DESCRIPTION OF THE TASK:
An exact reprint of every record below is required, with the pictures left out.
_ _ _ _
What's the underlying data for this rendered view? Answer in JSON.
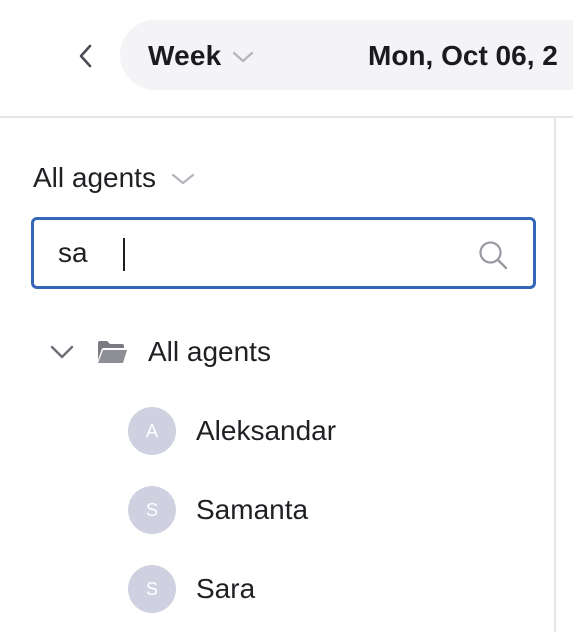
{
  "toolbar": {
    "back_icon": "chevron-left-icon",
    "view_label": "Week",
    "view_chevron_icon": "chevron-down-icon",
    "date_label": "Mon, Oct 06, 2"
  },
  "sidebar": {
    "agent_filter_label": "All agents",
    "agent_filter_icon": "chevron-down-icon",
    "search": {
      "value": "sa",
      "icon": "search-icon"
    },
    "tree": {
      "group_label": "All agents",
      "group_expanded": true,
      "agents": [
        {
          "initial": "A",
          "name": "Aleksandar"
        },
        {
          "initial": "S",
          "name": "Samanta"
        },
        {
          "initial": "S",
          "name": "Sara"
        }
      ]
    }
  },
  "colors": {
    "focus_border": "#3467b7",
    "avatar_bg": "#cfd0e0",
    "pill_bg": "#f4f4f6",
    "divider": "#e6e6e9"
  }
}
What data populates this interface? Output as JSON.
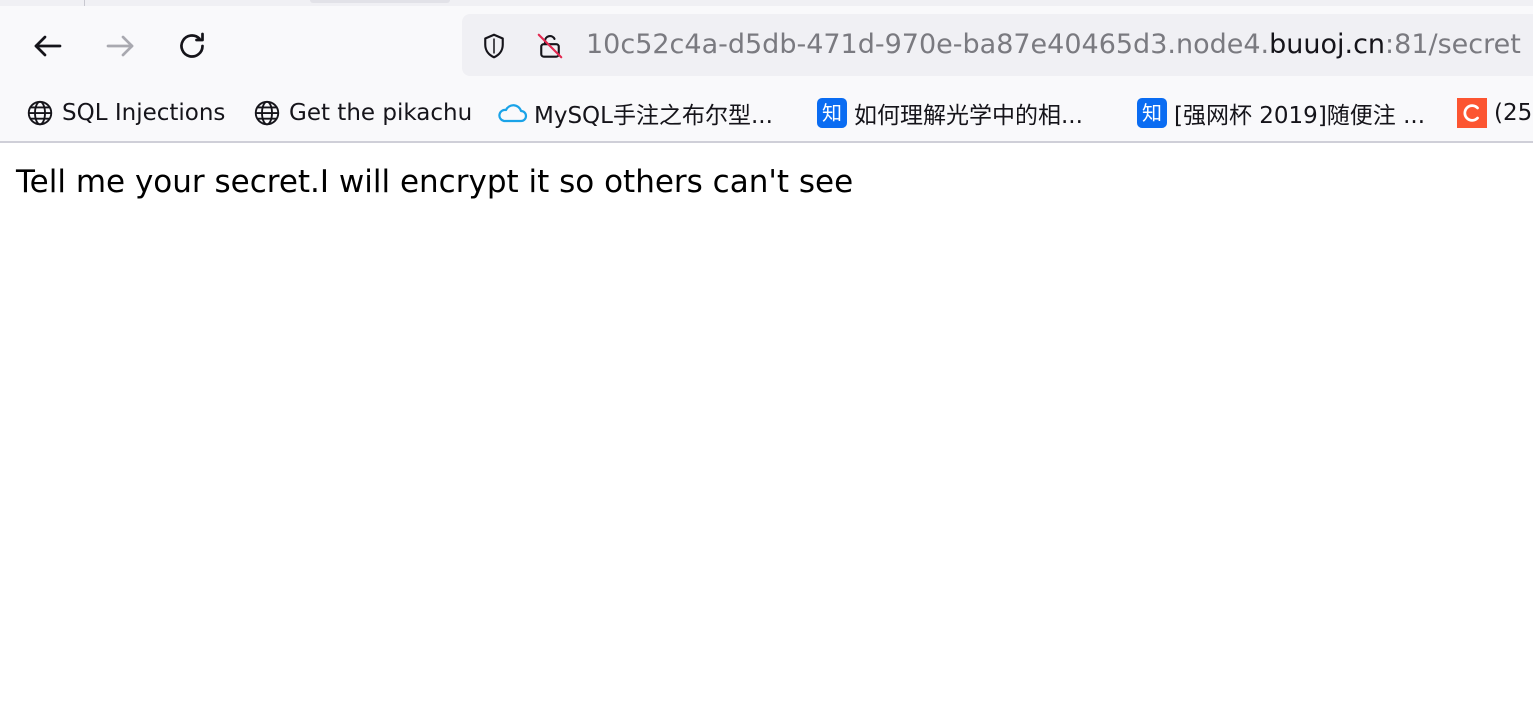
{
  "browser": {
    "colors": {
      "toolbar_bg": "#f9f9fb",
      "urlbar_bg": "#f0f0f4",
      "text": "#15141a",
      "muted_text": "#7a7a80",
      "insecure_slash": "#e22850",
      "zhihu_blue": "#0a6cf2",
      "csdn_orange": "#fc5531",
      "cloud_blue": "#1aa3e8"
    },
    "nav": {
      "back_icon": "arrow-left-icon",
      "forward_icon": "arrow-right-icon",
      "reload_icon": "reload-icon"
    },
    "urlbar": {
      "url_prefix": "10c52c4a-d5db-471d-970e-ba87e40465d3.node4.",
      "url_domain": "buuoj.cn",
      "url_suffix": ":81/secret",
      "tracking_icon": "shield-icon",
      "security_icon": "insecure-lock-icon"
    },
    "bookmarks": [
      {
        "label": "SQL Injections",
        "icon": "globe-icon"
      },
      {
        "label": "Get the pikachu",
        "icon": "globe-icon"
      },
      {
        "label": "MySQL手注之布尔型...",
        "icon": "cloud-icon"
      },
      {
        "label": "如何理解光学中的相...",
        "icon": "zhihu-icon",
        "icon_text": "知"
      },
      {
        "label": "[强网杯 2019]随便注 ...",
        "icon": "zhihu-icon",
        "icon_text": "知"
      },
      {
        "label": "(25",
        "icon": "csdn-icon"
      }
    ]
  },
  "page": {
    "body_text": "Tell me your secret.I will encrypt it so others can't see"
  }
}
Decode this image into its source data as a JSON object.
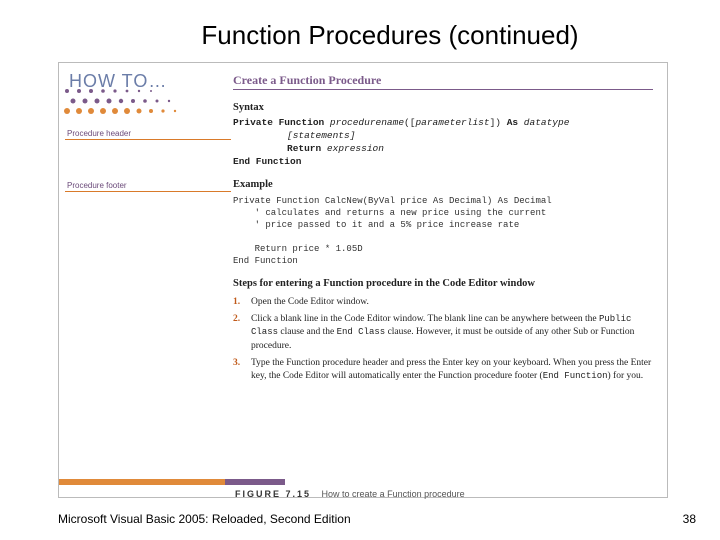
{
  "title": "Function Procedures (continued)",
  "howto": "HOW TO…",
  "fig_title": "Create a Function Procedure",
  "callouts": {
    "header": "Procedure header",
    "footer": "Procedure footer"
  },
  "syntax_heading": "Syntax",
  "syntax": {
    "line1_kw1": "Private Function",
    "line1_it1": "procedurename",
    "line1_plain1": "([",
    "line1_it2": "parameterlist",
    "line1_plain2": "])",
    "line1_kw2": "As",
    "line1_it3": "datatype",
    "line2_it": "[statements]",
    "line3_kw": "Return",
    "line3_it": "expression",
    "line4_kw": "End Function"
  },
  "example_heading": "Example",
  "example_code": "Private Function CalcNew(ByVal price As Decimal) As Decimal\n    ' calculates and returns a new price using the current\n    ' price passed to it and a 5% price increase rate\n\n    Return price * 1.05D\nEnd Function",
  "steps_heading": "Steps for entering a Function procedure in the Code Editor window",
  "steps": {
    "s1": "Open the Code Editor window.",
    "s2a": "Click a blank line in the Code Editor window. The blank line can be anywhere between the ",
    "s2b": "Public Class",
    "s2c": " clause and the ",
    "s2d": "End Class",
    "s2e": " clause. However, it must be outside of any other Sub or Function procedure.",
    "s3a": "Type the Function procedure header and press the Enter key on your keyboard. When you press the Enter key, the Code Editor will automatically enter the Function procedure footer (",
    "s3b": "End Function",
    "s3c": ") for you."
  },
  "fig_caption": {
    "num": "FIGURE 7.15",
    "text": "How to create a Function procedure"
  },
  "footer_left": "Microsoft Visual Basic 2005: Reloaded, Second Edition",
  "footer_right": "38"
}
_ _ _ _
TASK RESPONSE:
What's the underlying data for this rendered view? Answer in JSON.
{
  "toolbar": {
    "back_icon": "chevron-left-icon",
    "view_label": "Week",
    "view_chevron_icon": "chevron-down-icon",
    "date_label": "Mon, Oct 06, 2"
  },
  "sidebar": {
    "agent_filter_label": "All agents",
    "agent_filter_icon": "chevron-down-icon",
    "search": {
      "value": "sa",
      "icon": "search-icon"
    },
    "tree": {
      "group_label": "All agents",
      "group_expanded": true,
      "agents": [
        {
          "initial": "A",
          "name": "Aleksandar"
        },
        {
          "initial": "S",
          "name": "Samanta"
        },
        {
          "initial": "S",
          "name": "Sara"
        }
      ]
    }
  },
  "colors": {
    "focus_border": "#3467b7",
    "avatar_bg": "#cfd0e0",
    "pill_bg": "#f4f4f6",
    "divider": "#e6e6e9"
  }
}
What data populates this interface? Output as JSON.
{
  "browser": {
    "colors": {
      "toolbar_bg": "#f9f9fb",
      "urlbar_bg": "#f0f0f4",
      "text": "#15141a",
      "muted_text": "#7a7a80",
      "insecure_slash": "#e22850",
      "zhihu_blue": "#0a6cf2",
      "csdn_orange": "#fc5531",
      "cloud_blue": "#1aa3e8"
    },
    "nav": {
      "back_icon": "arrow-left-icon",
      "forward_icon": "arrow-right-icon",
      "reload_icon": "reload-icon"
    },
    "urlbar": {
      "url_prefix": "10c52c4a-d5db-471d-970e-ba87e40465d3.node4.",
      "url_domain": "buuoj.cn",
      "url_suffix": ":81/secret",
      "tracking_icon": "shield-icon",
      "security_icon": "insecure-lock-icon"
    },
    "bookmarks": [
      {
        "label": "SQL Injections",
        "icon": "globe-icon"
      },
      {
        "label": "Get the pikachu",
        "icon": "globe-icon"
      },
      {
        "label": "MySQL手注之布尔型...",
        "icon": "cloud-icon"
      },
      {
        "label": "如何理解光学中的相...",
        "icon": "zhihu-icon",
        "icon_text": "知"
      },
      {
        "label": "[强网杯 2019]随便注 ...",
        "icon": "zhihu-icon",
        "icon_text": "知"
      },
      {
        "label": "(25",
        "icon": "csdn-icon"
      }
    ]
  },
  "page": {
    "body_text": "Tell me your secret.I will encrypt it so others can't see"
  }
}
Decode this image into its source data as a JSON object.
{
  "title": "Function Procedures (continued)",
  "howto": "HOW TO…",
  "fig_title": "Create a Function Procedure",
  "callouts": {
    "header": "Procedure header",
    "footer": "Procedure footer"
  },
  "syntax_heading": "Syntax",
  "syntax": {
    "line1_kw1": "Private Function",
    "line1_it1": "procedurename",
    "line1_plain1": "([",
    "line1_it2": "parameterlist",
    "line1_plain2": "])",
    "line1_kw2": "As",
    "line1_it3": "datatype",
    "line2_it": "[statements]",
    "line3_kw": "Return",
    "line3_it": "expression",
    "line4_kw": "End Function"
  },
  "example_heading": "Example",
  "example_code": "Private Function CalcNew(ByVal price As Decimal) As Decimal\n    ' calculates and returns a new price using the current\n    ' price passed to it and a 5% price increase rate\n\n    Return price * 1.05D\nEnd Function",
  "steps_heading": "Steps for entering a Function procedure in the Code Editor window",
  "steps": {
    "s1": "Open the Code Editor window.",
    "s2a": "Click a blank line in the Code Editor window. The blank line can be anywhere between the ",
    "s2b": "Public Class",
    "s2c": " clause and the ",
    "s2d": "End Class",
    "s2e": " clause. However, it must be outside of any other Sub or Function procedure.",
    "s3a": "Type the Function procedure header and press the Enter key on your keyboard. When you press the Enter key, the Code Editor will automatically enter the Function procedure footer (",
    "s3b": "End Function",
    "s3c": ") for you."
  },
  "fig_caption": {
    "num": "FIGURE 7.15",
    "text": "How to create a Function procedure"
  },
  "footer_left": "Microsoft Visual Basic 2005: Reloaded, Second Edition",
  "footer_right": "38"
}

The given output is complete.